One of the biggest challenges with putting together Dark Void Zero was in reconstructing the art. We knew we had a huge task ahead of us, but fortunately, we had the right man for the job.
Below? A little chat with Mr. Paul Hubans, Dark Void Zero’s background artist and retro game resurrection artist. Check out the snipet below, and click through to get the lowdown on the whole art creation process!
“Being an aficionado of old-school games (particularly those of the NES’ era) I was more than happy when I was offered the opportunity to work on the restoration of the Dark Void Zero project. Previously, I had only heard whispers of the project in dark corners of obscure retro gaming forums, but I never really expected the rumors to be true. Thankfully, my reputation as an eminent member of the Bay Area’s Society for the Conservation of Retro Games preceded me, and the development studio saw me as an ideal candidate for restoring these pixels to their former glory.
On the NES, tiles are limited to 8 x 8 pixels, and the real challenge is in how to express detail with such a minimal amount of canvas. Ideally at this scale, less is often more, so it’s best to employ a minimalist approach instead of trying to push in too much detail. In many cases, for obvious reasons, a single 8 x 8 tile isn’t sufficient for creating graphics with a strong aesthetic, so tiles are brought together to form a whole. In effect, these tiles work only as the parts of an image rather than the image itself. For example, if you took one of the computer terminals found in the first level and broke it down, you’d find that it is actually made of six of these 8 x 8 tiles, each forming one part of the image.
Another restriction of the NES is the color palette.
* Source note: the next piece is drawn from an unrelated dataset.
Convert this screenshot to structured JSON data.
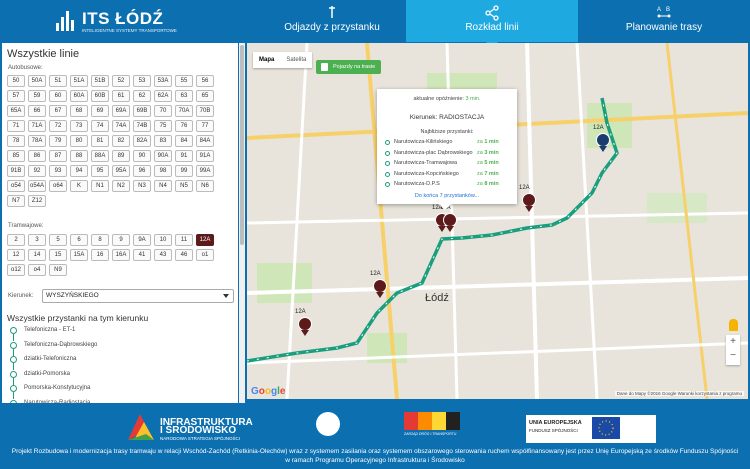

The NES hardware can only support 4 colors per tile, and one of these is transparent. Additionally, there are a total of roughly